• _Data to examine_

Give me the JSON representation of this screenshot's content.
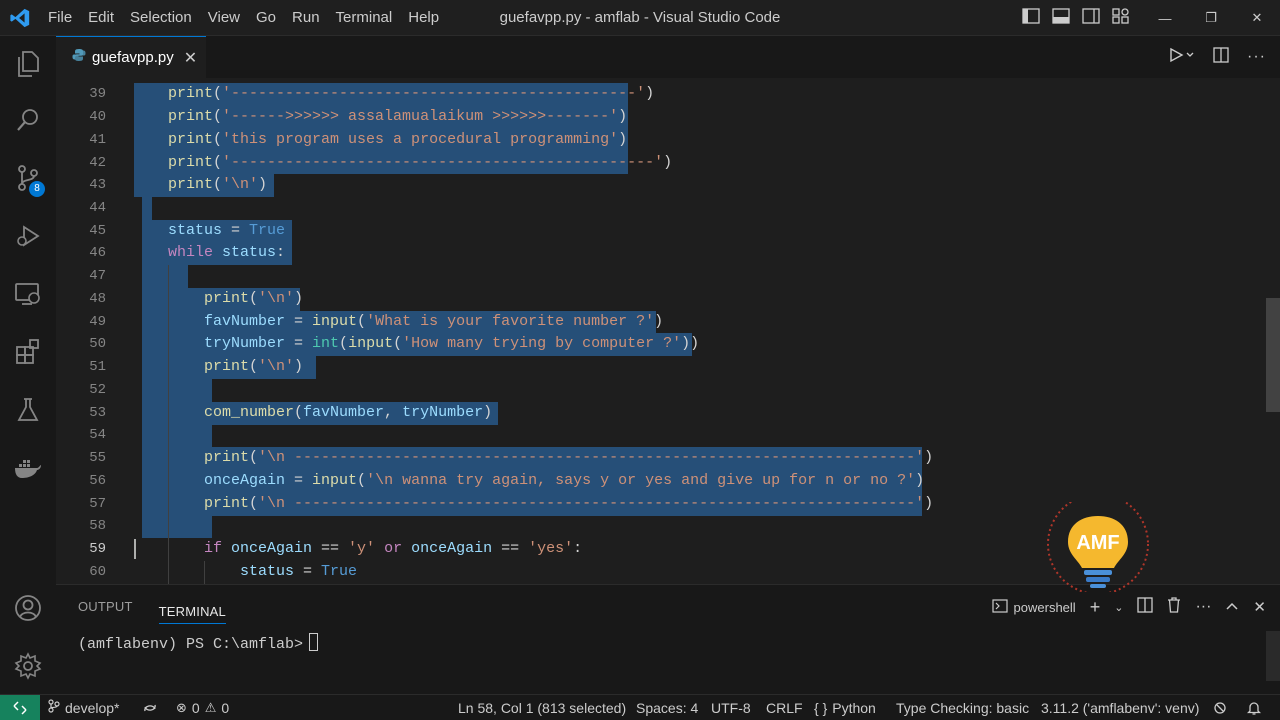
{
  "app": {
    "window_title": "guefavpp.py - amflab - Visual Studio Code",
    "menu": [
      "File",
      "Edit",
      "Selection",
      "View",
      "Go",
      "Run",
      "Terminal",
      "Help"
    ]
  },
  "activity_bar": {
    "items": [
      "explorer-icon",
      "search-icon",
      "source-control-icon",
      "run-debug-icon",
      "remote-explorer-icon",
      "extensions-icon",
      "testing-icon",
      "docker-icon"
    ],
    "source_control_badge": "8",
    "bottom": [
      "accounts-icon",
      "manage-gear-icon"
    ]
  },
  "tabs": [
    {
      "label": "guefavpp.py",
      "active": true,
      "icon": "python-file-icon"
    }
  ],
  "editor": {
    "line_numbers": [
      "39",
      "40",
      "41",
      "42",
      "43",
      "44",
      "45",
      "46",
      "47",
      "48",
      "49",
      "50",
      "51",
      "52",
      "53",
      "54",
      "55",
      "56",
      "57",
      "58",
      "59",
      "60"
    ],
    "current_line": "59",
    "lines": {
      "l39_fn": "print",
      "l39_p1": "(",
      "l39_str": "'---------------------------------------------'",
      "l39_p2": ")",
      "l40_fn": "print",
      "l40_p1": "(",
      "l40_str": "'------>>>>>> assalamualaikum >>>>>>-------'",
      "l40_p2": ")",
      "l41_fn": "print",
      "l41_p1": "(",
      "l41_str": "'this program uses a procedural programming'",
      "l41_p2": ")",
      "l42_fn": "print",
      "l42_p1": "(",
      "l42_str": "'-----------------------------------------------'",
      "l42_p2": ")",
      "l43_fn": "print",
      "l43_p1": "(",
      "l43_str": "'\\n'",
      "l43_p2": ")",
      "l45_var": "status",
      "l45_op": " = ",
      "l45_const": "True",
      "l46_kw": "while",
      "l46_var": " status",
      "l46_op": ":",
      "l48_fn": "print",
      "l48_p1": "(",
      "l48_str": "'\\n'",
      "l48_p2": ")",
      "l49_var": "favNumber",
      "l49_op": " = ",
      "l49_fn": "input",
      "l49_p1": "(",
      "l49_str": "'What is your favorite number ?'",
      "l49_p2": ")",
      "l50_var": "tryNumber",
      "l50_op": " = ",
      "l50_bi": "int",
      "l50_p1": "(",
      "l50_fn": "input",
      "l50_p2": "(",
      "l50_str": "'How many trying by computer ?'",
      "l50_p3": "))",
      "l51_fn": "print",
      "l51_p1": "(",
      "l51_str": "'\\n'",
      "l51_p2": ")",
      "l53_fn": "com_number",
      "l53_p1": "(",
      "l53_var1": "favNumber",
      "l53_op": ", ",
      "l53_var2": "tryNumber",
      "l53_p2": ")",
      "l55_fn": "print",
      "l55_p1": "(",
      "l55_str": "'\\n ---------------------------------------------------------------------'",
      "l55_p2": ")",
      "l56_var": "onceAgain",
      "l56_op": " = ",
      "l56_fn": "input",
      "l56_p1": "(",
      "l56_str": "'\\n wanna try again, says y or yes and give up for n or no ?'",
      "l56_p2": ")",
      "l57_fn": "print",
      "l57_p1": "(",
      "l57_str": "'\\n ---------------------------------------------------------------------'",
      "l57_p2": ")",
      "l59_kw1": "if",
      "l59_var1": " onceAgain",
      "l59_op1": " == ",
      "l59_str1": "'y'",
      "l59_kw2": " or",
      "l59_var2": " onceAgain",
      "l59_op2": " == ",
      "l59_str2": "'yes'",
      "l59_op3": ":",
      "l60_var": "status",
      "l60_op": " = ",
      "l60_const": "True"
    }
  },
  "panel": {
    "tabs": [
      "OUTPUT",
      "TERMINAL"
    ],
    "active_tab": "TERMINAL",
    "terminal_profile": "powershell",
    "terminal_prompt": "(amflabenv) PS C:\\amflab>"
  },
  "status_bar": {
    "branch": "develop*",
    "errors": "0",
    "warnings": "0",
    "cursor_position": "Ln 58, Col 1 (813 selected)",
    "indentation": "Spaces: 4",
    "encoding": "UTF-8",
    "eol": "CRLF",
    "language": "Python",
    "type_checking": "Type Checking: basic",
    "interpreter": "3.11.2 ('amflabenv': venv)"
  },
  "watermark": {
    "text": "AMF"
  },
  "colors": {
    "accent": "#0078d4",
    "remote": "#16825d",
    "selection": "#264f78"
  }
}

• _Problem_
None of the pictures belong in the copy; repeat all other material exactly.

• _Response_
Give me the JSON representation of this screenshot's content.
{
  "app": {
    "window_title": "guefavpp.py - amflab - Visual Studio Code",
    "menu": [
      "File",
      "Edit",
      "Selection",
      "View",
      "Go",
      "Run",
      "Terminal",
      "Help"
    ]
  },
  "activity_bar": {
    "items": [
      "explorer-icon",
      "search-icon",
      "source-control-icon",
      "run-debug-icon",
      "remote-explorer-icon",
      "extensions-icon",
      "testing-icon",
      "docker-icon"
    ],
    "source_control_badge": "8",
    "bottom": [
      "accounts-icon",
      "manage-gear-icon"
    ]
  },
  "tabs": [
    {
      "label": "guefavpp.py",
      "active": true,
      "icon": "python-file-icon"
    }
  ],
  "editor": {
    "line_numbers": [
      "39",
      "40",
      "41",
      "42",
      "43",
      "44",
      "45",
      "46",
      "47",
      "48",
      "49",
      "50",
      "51",
      "52",
      "53",
      "54",
      "55",
      "56",
      "57",
      "58",
      "59",
      "60"
    ],
    "current_line": "59",
    "lines": {
      "l39_fn": "print",
      "l39_p1": "(",
      "l39_str": "'---------------------------------------------'",
      "l39_p2": ")",
      "l40_fn": "print",
      "l40_p1": "(",
      "l40_str": "'------>>>>>> assalamualaikum >>>>>>-------'",
      "l40_p2": ")",
      "l41_fn": "print",
      "l41_p1": "(",
      "l41_str": "'this program uses a procedural programming'",
      "l41_p2": ")",
      "l42_fn": "print",
      "l42_p1": "(",
      "l42_str": "'-----------------------------------------------'",
      "l42_p2": ")",
      "l43_fn": "print",
      "l43_p1": "(",
      "l43_str": "'\\n'",
      "l43_p2": ")",
      "l45_var": "status",
      "l45_op": " = ",
      "l45_const": "True",
      "l46_kw": "while",
      "l46_var": " status",
      "l46_op": ":",
      "l48_fn": "print",
      "l48_p1": "(",
      "l48_str": "'\\n'",
      "l48_p2": ")",
      "l49_var": "favNumber",
      "l49_op": " = ",
      "l49_fn": "input",
      "l49_p1": "(",
      "l49_str": "'What is your favorite number ?'",
      "l49_p2": ")",
      "l50_var": "tryNumber",
      "l50_op": " = ",
      "l50_bi": "int",
      "l50_p1": "(",
      "l50_fn": "input",
      "l50_p2": "(",
      "l50_str": "'How many trying by computer ?'",
      "l50_p3": "))",
      "l51_fn": "print",
      "l51_p1": "(",
      "l51_str": "'\\n'",
      "l51_p2": ")",
      "l53_fn": "com_number",
      "l53_p1": "(",
      "l53_var1": "favNumber",
      "l53_op": ", ",
      "l53_var2": "tryNumber",
      "l53_p2": ")",
      "l55_fn": "print",
      "l55_p1": "(",
      "l55_str": "'\\n ---------------------------------------------------------------------'",
      "l55_p2": ")",
      "l56_var": "onceAgain",
      "l56_op": " = ",
      "l56_fn": "input",
      "l56_p1": "(",
      "l56_str": "'\\n wanna try again, says y or yes and give up for n or no ?'",
      "l56_p2": ")",
      "l57_fn": "print",
      "l57_p1": "(",
      "l57_str": "'\\n ---------------------------------------------------------------------'",
      "l57_p2": ")",
      "l59_kw1": "if",
      "l59_var1": " onceAgain",
      "l59_op1": " == ",
      "l59_str1": "'y'",
      "l59_kw2": " or",
      "l59_var2": " onceAgain",
      "l59_op2": " == ",
      "l59_str2": "'yes'",
      "l59_op3": ":",
      "l60_var": "status",
      "l60_op": " = ",
      "l60_const": "True"
    }
  },
  "panel": {
    "tabs": [
      "OUTPUT",
      "TERMINAL"
    ],
    "active_tab": "TERMINAL",
    "terminal_profile": "powershell",
    "terminal_prompt": "(amflabenv) PS C:\\amflab>"
  },
  "status_bar": {
    "branch": "develop*",
    "errors": "0",
    "warnings": "0",
    "cursor_position": "Ln 58, Col 1 (813 selected)",
    "indentation": "Spaces: 4",
    "encoding": "UTF-8",
    "eol": "CRLF",
    "language": "Python",
    "type_checking": "Type Checking: basic",
    "interpreter": "3.11.2 ('amflabenv': venv)"
  },
  "watermark": {
    "text": "AMF"
  },
  "colors": {
    "accent": "#0078d4",
    "remote": "#16825d",
    "selection": "#264f78"
  }
}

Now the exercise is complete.